[DATA SUPPLIED]

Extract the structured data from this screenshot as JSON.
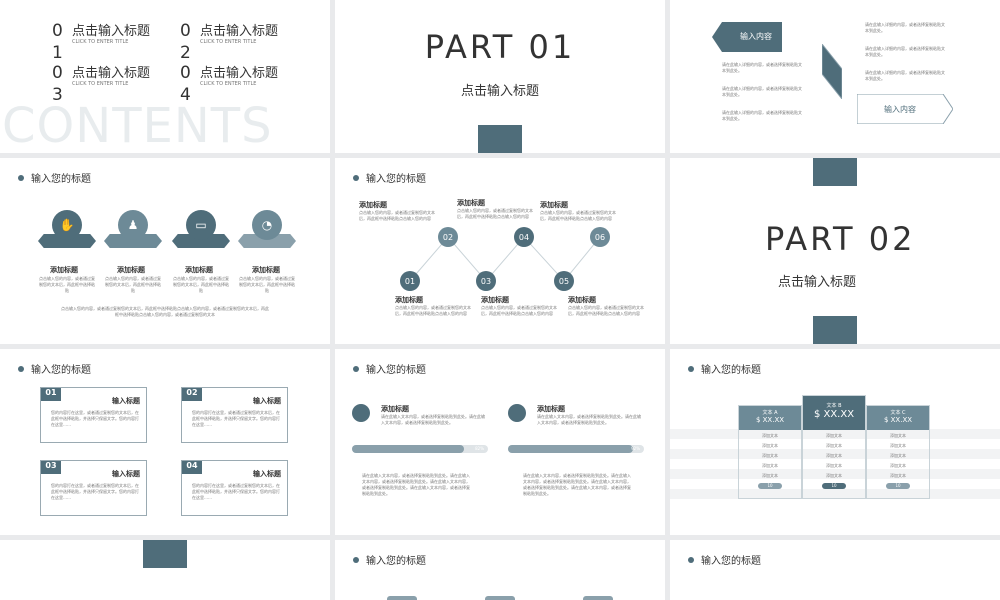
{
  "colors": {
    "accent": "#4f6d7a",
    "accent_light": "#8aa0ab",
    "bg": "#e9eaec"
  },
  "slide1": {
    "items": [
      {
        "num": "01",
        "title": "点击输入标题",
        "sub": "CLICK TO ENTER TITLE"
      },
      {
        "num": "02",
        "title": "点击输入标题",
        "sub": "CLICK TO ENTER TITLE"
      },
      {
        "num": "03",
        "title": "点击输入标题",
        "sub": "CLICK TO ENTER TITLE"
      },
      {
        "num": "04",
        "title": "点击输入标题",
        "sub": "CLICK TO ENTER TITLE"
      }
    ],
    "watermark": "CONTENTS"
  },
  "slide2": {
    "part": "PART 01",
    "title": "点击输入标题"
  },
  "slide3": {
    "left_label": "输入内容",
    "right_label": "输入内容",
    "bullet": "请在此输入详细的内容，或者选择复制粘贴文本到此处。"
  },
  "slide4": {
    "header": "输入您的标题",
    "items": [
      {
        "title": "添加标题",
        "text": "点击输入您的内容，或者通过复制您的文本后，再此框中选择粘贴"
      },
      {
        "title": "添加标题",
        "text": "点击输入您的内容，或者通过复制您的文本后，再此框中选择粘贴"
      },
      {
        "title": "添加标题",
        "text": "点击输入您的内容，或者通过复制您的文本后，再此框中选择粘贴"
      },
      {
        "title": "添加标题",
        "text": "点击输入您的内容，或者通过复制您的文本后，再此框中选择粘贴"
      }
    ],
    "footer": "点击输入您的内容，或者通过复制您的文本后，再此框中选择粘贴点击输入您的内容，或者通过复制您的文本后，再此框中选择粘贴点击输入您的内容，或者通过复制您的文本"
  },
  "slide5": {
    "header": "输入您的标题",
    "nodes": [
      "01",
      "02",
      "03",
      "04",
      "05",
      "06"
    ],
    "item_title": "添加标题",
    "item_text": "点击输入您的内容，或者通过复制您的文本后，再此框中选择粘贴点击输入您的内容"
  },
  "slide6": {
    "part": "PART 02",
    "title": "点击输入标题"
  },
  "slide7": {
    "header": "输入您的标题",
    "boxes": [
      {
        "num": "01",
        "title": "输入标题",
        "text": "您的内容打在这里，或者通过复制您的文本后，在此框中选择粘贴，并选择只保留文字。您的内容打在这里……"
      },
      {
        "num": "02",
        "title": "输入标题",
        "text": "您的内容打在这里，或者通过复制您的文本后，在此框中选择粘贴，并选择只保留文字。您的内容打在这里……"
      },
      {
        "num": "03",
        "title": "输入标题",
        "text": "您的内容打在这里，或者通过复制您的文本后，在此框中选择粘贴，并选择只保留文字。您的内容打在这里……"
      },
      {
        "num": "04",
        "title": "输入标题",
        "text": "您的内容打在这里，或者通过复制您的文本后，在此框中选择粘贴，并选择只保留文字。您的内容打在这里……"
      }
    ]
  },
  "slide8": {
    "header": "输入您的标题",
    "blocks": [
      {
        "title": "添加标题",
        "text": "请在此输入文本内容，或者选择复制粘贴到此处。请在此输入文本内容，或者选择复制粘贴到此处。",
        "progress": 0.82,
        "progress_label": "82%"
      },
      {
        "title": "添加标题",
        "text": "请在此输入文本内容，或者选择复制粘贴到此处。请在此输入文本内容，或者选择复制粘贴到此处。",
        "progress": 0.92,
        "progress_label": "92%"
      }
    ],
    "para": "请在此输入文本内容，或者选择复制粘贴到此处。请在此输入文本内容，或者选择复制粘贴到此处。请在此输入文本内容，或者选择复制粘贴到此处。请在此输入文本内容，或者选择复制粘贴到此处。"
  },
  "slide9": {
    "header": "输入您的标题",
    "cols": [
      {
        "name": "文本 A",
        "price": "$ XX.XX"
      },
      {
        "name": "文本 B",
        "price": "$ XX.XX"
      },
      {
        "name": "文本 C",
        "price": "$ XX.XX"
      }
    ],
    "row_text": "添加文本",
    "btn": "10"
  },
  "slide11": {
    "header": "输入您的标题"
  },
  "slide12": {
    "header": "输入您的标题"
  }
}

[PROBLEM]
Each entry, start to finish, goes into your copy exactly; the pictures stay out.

[ANSWER TO THE PROBLEM]
Extract the structured data from this screenshot as JSON.
{
  "colors": {
    "accent": "#4f6d7a",
    "accent_light": "#8aa0ab",
    "bg": "#e9eaec"
  },
  "slide1": {
    "items": [
      {
        "num": "01",
        "title": "点击输入标题",
        "sub": "CLICK TO ENTER TITLE"
      },
      {
        "num": "02",
        "title": "点击输入标题",
        "sub": "CLICK TO ENTER TITLE"
      },
      {
        "num": "03",
        "title": "点击输入标题",
        "sub": "CLICK TO ENTER TITLE"
      },
      {
        "num": "04",
        "title": "点击输入标题",
        "sub": "CLICK TO ENTER TITLE"
      }
    ],
    "watermark": "CONTENTS"
  },
  "slide2": {
    "part": "PART 01",
    "title": "点击输入标题"
  },
  "slide3": {
    "left_label": "输入内容",
    "right_label": "输入内容",
    "bullet": "请在此输入详细的内容，或者选择复制粘贴文本到此处。"
  },
  "slide4": {
    "header": "输入您的标题",
    "items": [
      {
        "title": "添加标题",
        "text": "点击输入您的内容，或者通过复制您的文本后，再此框中选择粘贴"
      },
      {
        "title": "添加标题",
        "text": "点击输入您的内容，或者通过复制您的文本后，再此框中选择粘贴"
      },
      {
        "title": "添加标题",
        "text": "点击输入您的内容，或者通过复制您的文本后，再此框中选择粘贴"
      },
      {
        "title": "添加标题",
        "text": "点击输入您的内容，或者通过复制您的文本后，再此框中选择粘贴"
      }
    ],
    "footer": "点击输入您的内容，或者通过复制您的文本后，再此框中选择粘贴点击输入您的内容，或者通过复制您的文本后，再此框中选择粘贴点击输入您的内容，或者通过复制您的文本"
  },
  "slide5": {
    "header": "输入您的标题",
    "nodes": [
      "01",
      "02",
      "03",
      "04",
      "05",
      "06"
    ],
    "item_title": "添加标题",
    "item_text": "点击输入您的内容，或者通过复制您的文本后，再此框中选择粘贴点击输入您的内容"
  },
  "slide6": {
    "part": "PART 02",
    "title": "点击输入标题"
  },
  "slide7": {
    "header": "输入您的标题",
    "boxes": [
      {
        "num": "01",
        "title": "输入标题",
        "text": "您的内容打在这里，或者通过复制您的文本后，在此框中选择粘贴，并选择只保留文字。您的内容打在这里……"
      },
      {
        "num": "02",
        "title": "输入标题",
        "text": "您的内容打在这里，或者通过复制您的文本后，在此框中选择粘贴，并选择只保留文字。您的内容打在这里……"
      },
      {
        "num": "03",
        "title": "输入标题",
        "text": "您的内容打在这里，或者通过复制您的文本后，在此框中选择粘贴，并选择只保留文字。您的内容打在这里……"
      },
      {
        "num": "04",
        "title": "输入标题",
        "text": "您的内容打在这里，或者通过复制您的文本后，在此框中选择粘贴，并选择只保留文字。您的内容打在这里……"
      }
    ]
  },
  "slide8": {
    "header": "输入您的标题",
    "blocks": [
      {
        "title": "添加标题",
        "text": "请在此输入文本内容，或者选择复制粘贴到此处。请在此输入文本内容，或者选择复制粘贴到此处。",
        "progress": 0.82,
        "progress_label": "82%"
      },
      {
        "title": "添加标题",
        "text": "请在此输入文本内容，或者选择复制粘贴到此处。请在此输入文本内容，或者选择复制粘贴到此处。",
        "progress": 0.92,
        "progress_label": "92%"
      }
    ],
    "para": "请在此输入文本内容，或者选择复制粘贴到此处。请在此输入文本内容，或者选择复制粘贴到此处。请在此输入文本内容，或者选择复制粘贴到此处。请在此输入文本内容，或者选择复制粘贴到此处。"
  },
  "slide9": {
    "header": "输入您的标题",
    "cols": [
      {
        "name": "文本 A",
        "price": "$ XX.XX"
      },
      {
        "name": "文本 B",
        "price": "$ XX.XX"
      },
      {
        "name": "文本 C",
        "price": "$ XX.XX"
      }
    ],
    "row_text": "添加文本",
    "btn": "10"
  },
  "slide11": {
    "header": "输入您的标题"
  },
  "slide12": {
    "header": "输入您的标题"
  }
}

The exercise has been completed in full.